Kudos to Jillaine ...for the old school tip on early
Mary Parker Follett was best known for her work around the administration and management of organizations. In 1925, she presented an influential paper, 'The Psychological Foundations of Business Administration' to executives at the annual conference of the Bureau of Personnel Administration in New York. She argued that the ideas she had been developing with regard to communities could equally be applied to organizations (we have seen a similar shift in recent years around the notion of social capital). Organizations, like communities, could be approached as local social systems involving networks of groups. In this way Mary Parker Follett was able to advocate the fostering of a 'self-governing principle' that would facilitate 'the growth of individuals and of the groups to which they belonged'. By directly interacting with one another to achieve their common goals, the members of a group 'fulfilled themselves through the process of the group's development'.

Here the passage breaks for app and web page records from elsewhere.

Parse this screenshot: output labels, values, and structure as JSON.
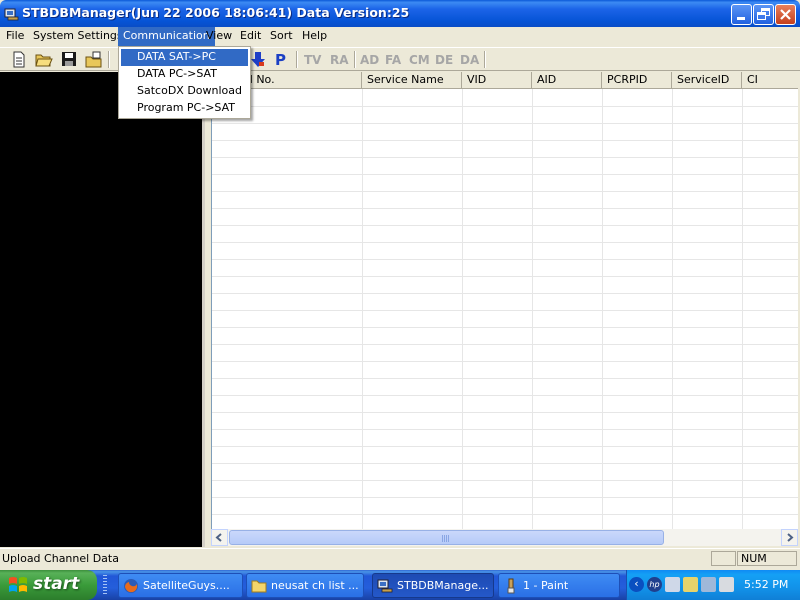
{
  "window": {
    "title": "STBDBManager(Jun 22 2006 18:06:41)  Data Version:25"
  },
  "menubar": {
    "items": [
      "File",
      "System Settings",
      "Communication",
      "View",
      "Edit",
      "Sort",
      "Help"
    ],
    "active": "Communication"
  },
  "dropdown": {
    "items": [
      "DATA SAT->PC",
      "DATA PC->SAT",
      "SatcoDX Download",
      "Program PC->SAT"
    ],
    "selected": "DATA SAT->PC"
  },
  "toolbar": {
    "text_buttons": [
      "P",
      "TV",
      "RA",
      "AD",
      "FA",
      "CM",
      "DE",
      "DA"
    ]
  },
  "grid": {
    "columns": [
      "el No.",
      "Service Name",
      "VID",
      "AID",
      "PCRPID",
      "ServiceID",
      "CI"
    ],
    "rows": []
  },
  "statusbar": {
    "text": "Upload Channel Data",
    "num_indicator": "NUM"
  },
  "taskbar": {
    "start_label": "start",
    "tasks": [
      {
        "label": "SatelliteGuys....",
        "icon": "firefox-icon",
        "active": false
      },
      {
        "label": "neusat ch list ...",
        "icon": "folder-icon",
        "active": false
      },
      {
        "label": "STBDBManage...",
        "icon": "app-icon",
        "active": true
      },
      {
        "label": "1 - Paint",
        "icon": "paint-icon",
        "active": false
      }
    ],
    "clock": "5:52 PM"
  },
  "colors": {
    "titlebar": "#0654d6",
    "menu_highlight": "#316ac5",
    "start_button": "#3a9b3a",
    "left_pane": "#000000"
  }
}
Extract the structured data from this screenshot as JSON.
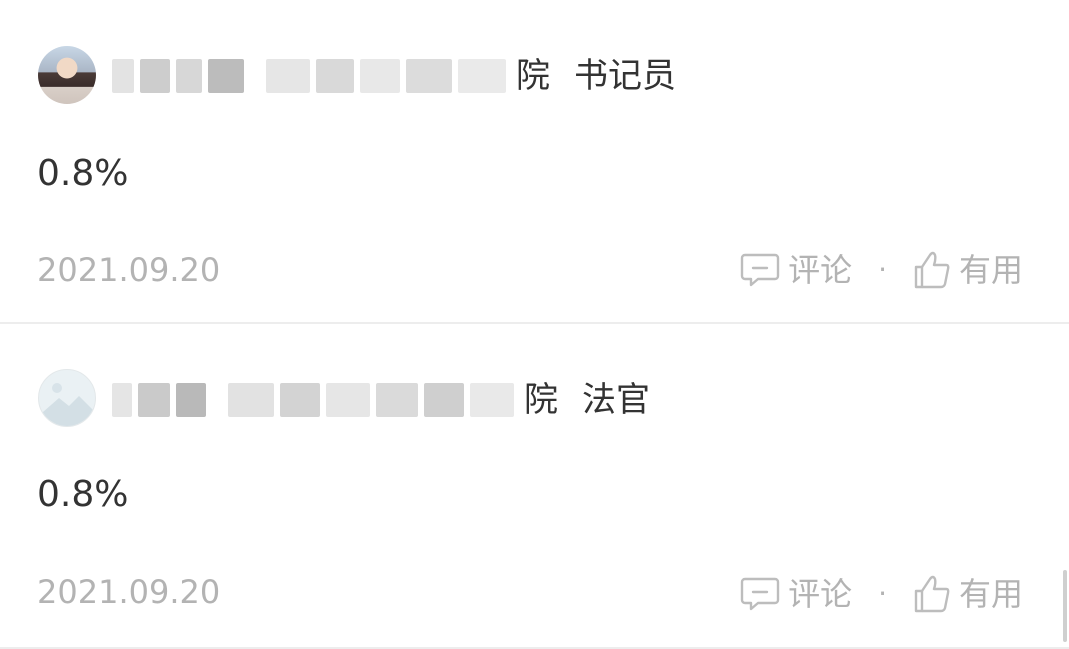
{
  "comments": [
    {
      "author_suffix": "院",
      "role": "书记员",
      "content": "0.8%",
      "date": "2021.09.20",
      "comment_label": "评论",
      "useful_label": "有用",
      "separator": "·"
    },
    {
      "author_suffix": "院",
      "role": "法官",
      "content": "0.8%",
      "date": "2021.09.20",
      "comment_label": "评论",
      "useful_label": "有用",
      "separator": "·"
    }
  ],
  "icons": {
    "comment": "comment-icon",
    "thumbs_up": "thumbs-up-icon"
  }
}
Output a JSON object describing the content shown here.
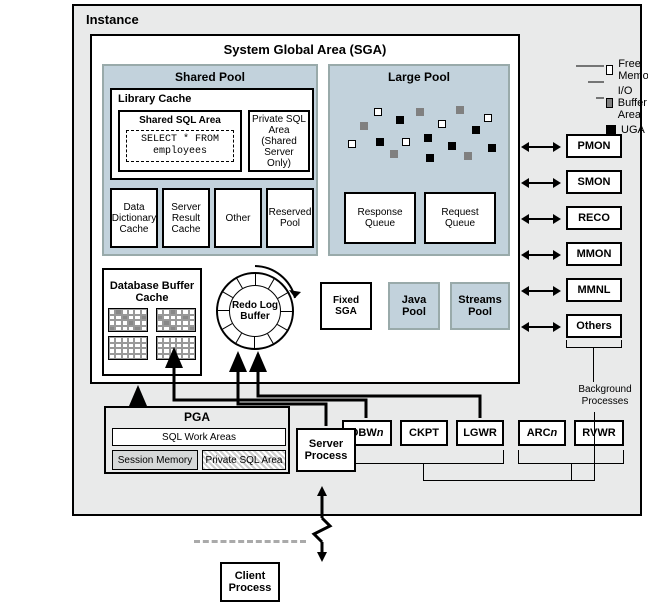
{
  "instance": {
    "label": "Instance"
  },
  "sga": {
    "title": "System Global Area (SGA)"
  },
  "shared_pool": {
    "title": "Shared Pool",
    "library_cache": "Library Cache",
    "shared_sql_area": "Shared SQL Area",
    "sql_stmt": "SELECT * FROM\nemployees",
    "private_sql": "Private SQL Area (Shared Server Only)",
    "data_dict": "Data Dictionary Cache",
    "server_result": "Server Result Cache",
    "other": "Other",
    "reserved": "Reserved Pool"
  },
  "large_pool": {
    "title": "Large Pool",
    "response_q": "Response Queue",
    "request_q": "Request Queue"
  },
  "legend": {
    "free": "Free Memory",
    "io": "I/O Buffer Area",
    "uga": "UGA"
  },
  "sga_row": {
    "db_buffer": "Database Buffer Cache",
    "redo": "Redo Log Buffer",
    "fixed": "Fixed SGA",
    "java": "Java Pool",
    "streams": "Streams Pool"
  },
  "right_procs": {
    "pmon": "PMON",
    "smon": "SMON",
    "reco": "RECO",
    "mmon": "MMON",
    "mmnl": "MMNL",
    "others": "Others",
    "bg_label": "Background Processes"
  },
  "bottom_procs": {
    "dbwn_prefix": "DBW",
    "dbwn_suffix": "n",
    "ckpt": "CKPT",
    "lgwr": "LGWR",
    "arcn_prefix": "ARC",
    "arcn_suffix": "n",
    "rvwr": "RVWR"
  },
  "pga": {
    "title": "PGA",
    "sql_work": "SQL Work Areas",
    "session_mem": "Session Memory",
    "private_sql": "Private SQL Area"
  },
  "server_process": "Server Process",
  "client_process": "Client Process"
}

Obviously, human nature and organizational culture have not changed much over the years. It is hard to imagine Mary (if she were around today) not being a leader in network-centric advocacy. The leaps in tools to "see" network connections among participants would have made her work so much more compelling and the quantum leap in the amount of connections that are possible in today's connected age would have made her very excited about the power of the self-organized nature of ad hoc project teams.
She is next on my reading list.